Dr. Paul Cummins, Managing Director SeaChange Ltd.
As a behavioural psychologist who supports frontline businesses with their thinking and management around risk, this current COVID-19 pandemic is shockingly new. Even though we’re confident businesses and organisations can and will overcome it, the unfortunate truth is some leaders and businesses will not be so resilient.
To manage the inherent risk and fear that COVID-19 presents, organisations need to quickly move past the ‘shock’ of the pandemic to active control measures. The sooner we can normalise this new hazard and act rationally to manage the associated risks, the more prepared our businesses will be over the long term.
Normalising COVID-19: the importance of Routine Control Measures:
We all constantly live with risk in our lives. We take risks every time we drive our cars, board a plane, go for a swim. Employees face a wide variety of risks depending on the sector they work in – from a Deli staff member who faces burns and cuts, to a heavy-industry operator who may face fatal risks such as crush and amputation on a daily basis. But workplaces have learned how to control these risks by implementing routine control measures (i.e. an action or activity that is taken to prevent, eliminate or reduce the impact of an identified hazard).
Starving the Beast: the importance of Safety Behaviours:
No matter what industry we work in, the most important employee control is how we behave. The COVID-19 virus is a biohazard that poses a significant risk because of its ability to spread quickly and to compromise the health of at-risk people in our communities. Our nation has acted in unison to establish routine control measures – a suite of new behaviours each person can/must follow in order to control the spread. I’m sure by now you are very familiar with these safe behaviour controls, but I want to reinforce the importance of our accountability to behave in a safe way, especially for employees operating at the frontline. Never before in living memory has our behaviour as an individual impacted society to such a degree.
Current Workplace Psychology:
The critical focus of attention within the workplace for both employers and employees is on survival: safety and security for ourselves, our loved ones and wider society. Our natural psychological response to such a ‘threat’ is fear and our motivation is to stay safe. Right now, to alleviate workplace fear, it is paramount that senior and frontline leaders in essential services focus on being effective and authentic. This is the critical control measure that all frontline staff need right now.
Effective Leadership during the COVID-19 Crisis:
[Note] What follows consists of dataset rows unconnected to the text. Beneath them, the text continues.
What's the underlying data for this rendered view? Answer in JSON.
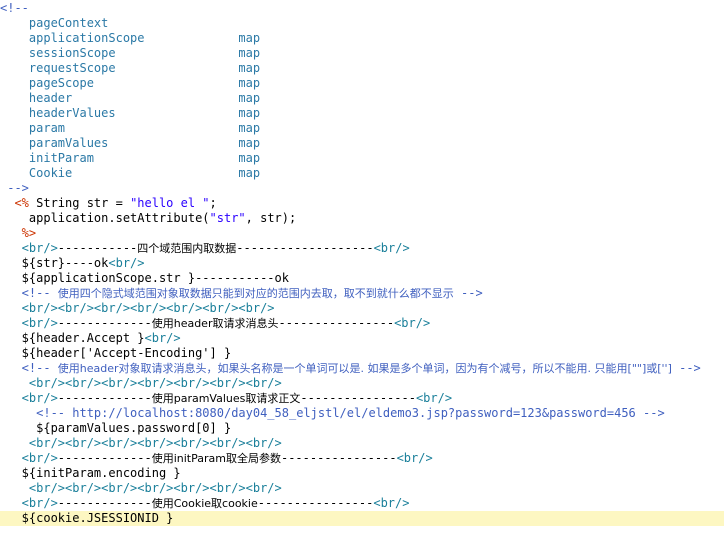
{
  "colors": {
    "comment": "#3f5fbf",
    "tag": "#1a7f9a",
    "text": "#000000",
    "string": "#2a00ff",
    "delimiter": "#cc3300",
    "current_line_highlight": "#fdf7c2"
  },
  "lines": [
    {
      "parts": [
        {
          "t": "<!--",
          "c": "c"
        }
      ]
    },
    {
      "parts": [
        {
          "t": "    pageContext",
          "c": "d"
        }
      ]
    },
    {
      "parts": [
        {
          "t": "    applicationScope             map",
          "c": "d"
        }
      ]
    },
    {
      "parts": [
        {
          "t": "    sessionScope                 map",
          "c": "d"
        }
      ]
    },
    {
      "parts": [
        {
          "t": "    requestScope                 map",
          "c": "d"
        }
      ]
    },
    {
      "parts": [
        {
          "t": "    pageScope                    map",
          "c": "d"
        }
      ]
    },
    {
      "parts": [
        {
          "t": "    header                       map",
          "c": "d"
        }
      ]
    },
    {
      "parts": [
        {
          "t": "    headerValues                 map",
          "c": "d"
        }
      ]
    },
    {
      "parts": [
        {
          "t": "    param                        map",
          "c": "d"
        }
      ]
    },
    {
      "parts": [
        {
          "t": "    paramValues                  map",
          "c": "d"
        }
      ]
    },
    {
      "parts": [
        {
          "t": "    initParam                    map",
          "c": "d"
        }
      ]
    },
    {
      "parts": [
        {
          "t": "    Cookie                       map",
          "c": "d"
        }
      ]
    },
    {
      "parts": [
        {
          "t": " -->",
          "c": "c"
        }
      ]
    },
    {
      "parts": [
        {
          "t": "  <%",
          "c": "m"
        },
        {
          "t": " String str = ",
          "c": "k"
        },
        {
          "t": "\"hello el \"",
          "c": "s"
        },
        {
          "t": ";",
          "c": "k"
        }
      ]
    },
    {
      "parts": [
        {
          "t": "    application.setAttribute(",
          "c": "k"
        },
        {
          "t": "\"str\"",
          "c": "s"
        },
        {
          "t": ", str);",
          "c": "k"
        }
      ]
    },
    {
      "parts": [
        {
          "t": "   %>",
          "c": "m"
        }
      ]
    },
    {
      "parts": [
        {
          "t": "   <br/>",
          "c": "g"
        },
        {
          "t": "-----------",
          "c": "k"
        },
        {
          "t": "四个域范围内取数据",
          "c": "k",
          "cn": true
        },
        {
          "t": "-------------------",
          "c": "k"
        },
        {
          "t": "<br/>",
          "c": "g"
        }
      ]
    },
    {
      "parts": [
        {
          "t": "   ${str}----ok",
          "c": "k"
        },
        {
          "t": "<br/>",
          "c": "g"
        }
      ]
    },
    {
      "parts": [
        {
          "t": "   ${applicationScope.str }-----------ok",
          "c": "k"
        }
      ]
    },
    {
      "parts": [
        {
          "t": "   <!-- ",
          "c": "c"
        },
        {
          "t": "使用四个隐式域范围对象取数据只能到对应的范围内去取，取不到就什么都不显示",
          "c": "c",
          "cn": true
        },
        {
          "t": " -->",
          "c": "c"
        }
      ]
    },
    {
      "parts": [
        {
          "t": "   <br/><br/><br/><br/><br/><br/><br/>",
          "c": "g"
        }
      ]
    },
    {
      "parts": [
        {
          "t": "   <br/>",
          "c": "g"
        },
        {
          "t": "-------------",
          "c": "k"
        },
        {
          "t": "使用header取请求消息头",
          "c": "k",
          "cn": true
        },
        {
          "t": "----------------",
          "c": "k"
        },
        {
          "t": "<br/>",
          "c": "g"
        }
      ]
    },
    {
      "parts": [
        {
          "t": "   ${header.Accept }",
          "c": "k"
        },
        {
          "t": "<br/>",
          "c": "g"
        }
      ]
    },
    {
      "parts": [
        {
          "t": "   ${header['Accept-Encoding'] }",
          "c": "k"
        }
      ]
    },
    {
      "parts": [
        {
          "t": "   <!-- ",
          "c": "c"
        },
        {
          "t": "使用header对象取请求消息头，如果头名称是一个单词可以是. 如果是多个单词，因为有个减号，所以不能用. 只能用[\"\"]或['']",
          "c": "c",
          "cn": true
        },
        {
          "t": " -->",
          "c": "c"
        }
      ]
    },
    {
      "parts": [
        {
          "t": "    <br/><br/><br/><br/><br/><br/><br/>",
          "c": "g"
        }
      ]
    },
    {
      "parts": [
        {
          "t": "   <br/>",
          "c": "g"
        },
        {
          "t": "-------------",
          "c": "k"
        },
        {
          "t": "使用paramValues取请求正文",
          "c": "k",
          "cn": true
        },
        {
          "t": "----------------",
          "c": "k"
        },
        {
          "t": "<br/>",
          "c": "g"
        }
      ]
    },
    {
      "parts": [
        {
          "t": "     <!-- http://localhost:8080/day04_58_eljstl/el/eldemo3.jsp?password=123&password=456 -->",
          "c": "c"
        }
      ]
    },
    {
      "parts": [
        {
          "t": "     ${paramValues.password[0] }",
          "c": "k"
        }
      ]
    },
    {
      "parts": [
        {
          "t": "    <br/><br/><br/><br/><br/><br/><br/>",
          "c": "g"
        }
      ]
    },
    {
      "parts": [
        {
          "t": "   <br/>",
          "c": "g"
        },
        {
          "t": "-------------",
          "c": "k"
        },
        {
          "t": "使用initParam取全局参数",
          "c": "k",
          "cn": true
        },
        {
          "t": "----------------",
          "c": "k"
        },
        {
          "t": "<br/>",
          "c": "g"
        }
      ]
    },
    {
      "parts": [
        {
          "t": "   ${initParam.encoding }",
          "c": "k"
        }
      ]
    },
    {
      "parts": [
        {
          "t": "    <br/><br/><br/><br/><br/><br/><br/>",
          "c": "g"
        }
      ]
    },
    {
      "parts": [
        {
          "t": "   <br/>",
          "c": "g"
        },
        {
          "t": "-------------",
          "c": "k"
        },
        {
          "t": "使用Cookie取cookie",
          "c": "k",
          "cn": true
        },
        {
          "t": "----------------",
          "c": "k"
        },
        {
          "t": "<br/>",
          "c": "g"
        }
      ]
    },
    {
      "parts": [
        {
          "t": "   ${cookie.JSESSIONID }",
          "c": "k"
        }
      ],
      "highlight": true
    }
  ]
}
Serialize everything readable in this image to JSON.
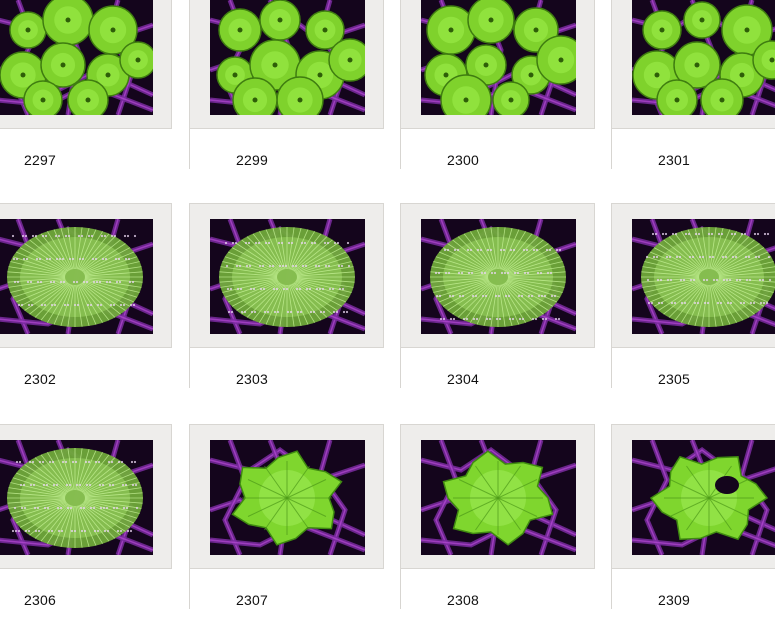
{
  "colors": {
    "frame_bg": "#eeedeb",
    "background_purple": "#6b1c8a",
    "coral_green": "#8ee63a"
  },
  "tiles": [
    {
      "label": "2297",
      "kind": "mushroom-cluster"
    },
    {
      "label": "2299",
      "kind": "mushroom-cluster"
    },
    {
      "label": "2300",
      "kind": "mushroom-cluster"
    },
    {
      "label": "2301",
      "kind": "mushroom-cluster"
    },
    {
      "label": "2302",
      "kind": "hairy-mushroom"
    },
    {
      "label": "2303",
      "kind": "hairy-mushroom"
    },
    {
      "label": "2304",
      "kind": "hairy-mushroom"
    },
    {
      "label": "2305",
      "kind": "hairy-mushroom"
    },
    {
      "label": "2306",
      "kind": "hairy-mushroom"
    },
    {
      "label": "2307",
      "kind": "leafy-mushroom"
    },
    {
      "label": "2308",
      "kind": "leafy-mushroom"
    },
    {
      "label": "2309",
      "kind": "leafy-mushroom"
    }
  ]
}
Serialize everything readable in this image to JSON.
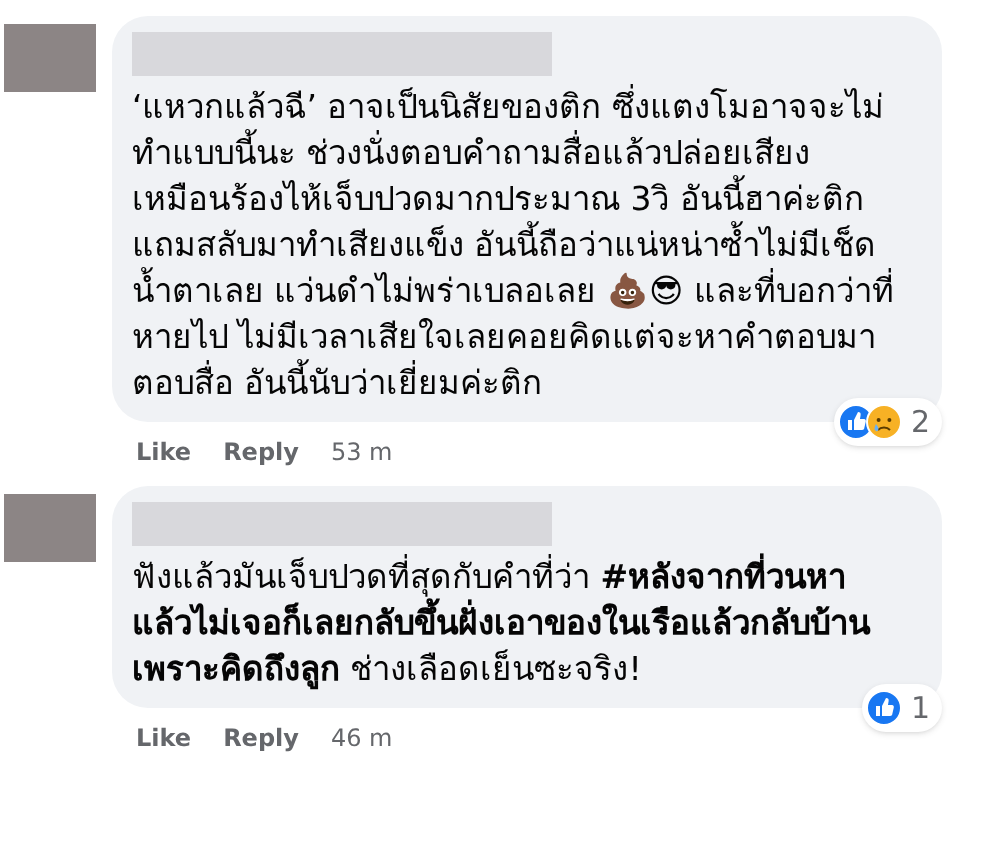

A crisis requires both leadership and management from employers and employees alike. The Harvard Business Review reports that ‘crises are most often over-managed and under-led’. So as frontline business leaders, how can we ensure that we lead both effectively and authentically? I have outlined 4 tips for leading your staff and co-workers effectively during the COVID-19 crisis below:
1. Small Steps – together!
COVID-19 has revealed how large groups of people can become compliant and accepting of their small but vital role. Managing their own simple but vital behaviours (handwashing, coughing etiquette, etc.) can make the difference between winning or losing. The organisation and your team must believe their simple contribution can fuel more confidence in the bigger goal. Truly a lesson to carry with us when we are all back at work.
2. Leading vs Managing
Senior leaders must resist the urge to jump in and firefight at the operational frontline, despite the desire to do so. Instead, understand that the intrinsic value effective senior leaders can bring is the ability to take the long view. Leadership decisions today can be the difference between having motivated staff or not when operations resume.
3. Direction vs Control
Organisations are being impacted by unpredictable macro drivers; every day new data means we must shift our thinking. It is vital to stop aiming for control, and a fixation on this can hurt the organisation in the long term. Instead the target is to establish structure and direction. Your employees need certainty in times like this – not more control – and order is where staff know what is expected of them, and what they can expect of others.
4. Your People are your Most Important Resource
More than ever before, given the COVID-19 pandemic, your staff and their response to this crisis is critical. Personal safety behaviours and the routine adoption of these for the foreseeable is the most important factor in controlling coronavirus. Effective leaders know that their human resources are the lifeblood of their organisation’s resilience, so communicate well with your people, support them and work with them to ensure you all come out the other end together and stronger. To conclude, there is no doubt that this time is extremely trying for us all, especially those working on the frontline. But as we continue to behave safely, implement control measures and safety routines, and lead authentically, there is a good chance that our businesses will come out of this crisis far more resilient than we were on Friday March 13th 2020.